The sky was blue the air was warm, with a slight breeze from the NW, with rain forecast for tomorrow. The mouth of the estuary was open and the water flowing under the railway bridge was at 1 metre per 8 seconds and crystal clear.
Bert carried on in his area chopping large branches which we could hear all afternoon. Barry went to work on some trees he knew in the area adjacent to Rutter Road pond on the west side of the railway line. Earlier he was showing us his new high quality facemask made with graphene. The railway lines are rusty with no trains going up or down the line for months. They operate from Cape Town to Retreat station reported in the news. Sue got stuck into the vechia which has “taken off like a house on fire”. We cleared this section very well last year we thought, ha,ha. Robin and I carried on in the reed beds cutting down rooikrans, manatoka,brazilian pepper and port jackson saplings which are becoming well established. There is plenty to do in this area.
Robin found a few interesting business cards from a Maserati motorcar salesman. Printed on them is they are worth R20,000.00 to the person as commission for the sale of a car at the Cape Town franchise. What on earth are these cards doing in a wetland area no where near a road?
There were plenty of dragonflies about and horseflies as well. While working the Leopard Toads were calling intermittently from the entrance of the Keysers and Westlake Rivers to the north end of Zandvlei.

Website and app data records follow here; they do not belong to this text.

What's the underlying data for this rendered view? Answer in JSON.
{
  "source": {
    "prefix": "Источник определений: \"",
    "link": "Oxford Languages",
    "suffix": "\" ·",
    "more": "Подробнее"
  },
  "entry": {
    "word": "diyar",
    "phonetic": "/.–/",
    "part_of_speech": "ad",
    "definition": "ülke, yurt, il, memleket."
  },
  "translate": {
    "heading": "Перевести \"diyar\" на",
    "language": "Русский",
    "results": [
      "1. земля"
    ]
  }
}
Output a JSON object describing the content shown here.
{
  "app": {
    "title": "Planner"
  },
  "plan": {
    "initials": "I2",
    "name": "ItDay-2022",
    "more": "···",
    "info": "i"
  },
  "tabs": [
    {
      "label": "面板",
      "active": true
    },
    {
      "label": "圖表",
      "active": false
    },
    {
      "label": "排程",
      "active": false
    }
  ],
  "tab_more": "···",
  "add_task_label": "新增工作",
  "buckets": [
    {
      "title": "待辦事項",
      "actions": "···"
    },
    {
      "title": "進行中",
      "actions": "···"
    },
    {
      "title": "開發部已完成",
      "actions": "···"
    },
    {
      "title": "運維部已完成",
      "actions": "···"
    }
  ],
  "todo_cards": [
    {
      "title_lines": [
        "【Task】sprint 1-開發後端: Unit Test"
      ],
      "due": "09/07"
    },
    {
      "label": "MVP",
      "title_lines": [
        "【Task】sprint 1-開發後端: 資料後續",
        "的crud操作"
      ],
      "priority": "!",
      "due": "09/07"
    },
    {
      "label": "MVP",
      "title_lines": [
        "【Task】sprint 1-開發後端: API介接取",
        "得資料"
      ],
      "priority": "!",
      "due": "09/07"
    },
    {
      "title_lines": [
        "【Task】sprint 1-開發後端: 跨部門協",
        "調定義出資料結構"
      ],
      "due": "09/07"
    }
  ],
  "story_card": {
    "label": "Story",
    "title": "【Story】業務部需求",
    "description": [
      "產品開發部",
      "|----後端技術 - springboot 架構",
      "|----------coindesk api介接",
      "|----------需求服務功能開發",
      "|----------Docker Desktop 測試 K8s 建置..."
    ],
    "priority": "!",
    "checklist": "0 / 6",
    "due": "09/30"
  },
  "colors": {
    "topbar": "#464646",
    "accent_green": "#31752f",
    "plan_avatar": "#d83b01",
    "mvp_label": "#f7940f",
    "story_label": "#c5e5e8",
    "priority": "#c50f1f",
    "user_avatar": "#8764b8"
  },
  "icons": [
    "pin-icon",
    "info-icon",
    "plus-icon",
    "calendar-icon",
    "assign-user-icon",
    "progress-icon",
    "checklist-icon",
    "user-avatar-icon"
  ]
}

31 species of birds were seen and the highlight was a pair of Yellow billed Ducks with 8 chicks being maneuvered around the canal. There are still a few Greater Flamingo present at the northern end of the vlei.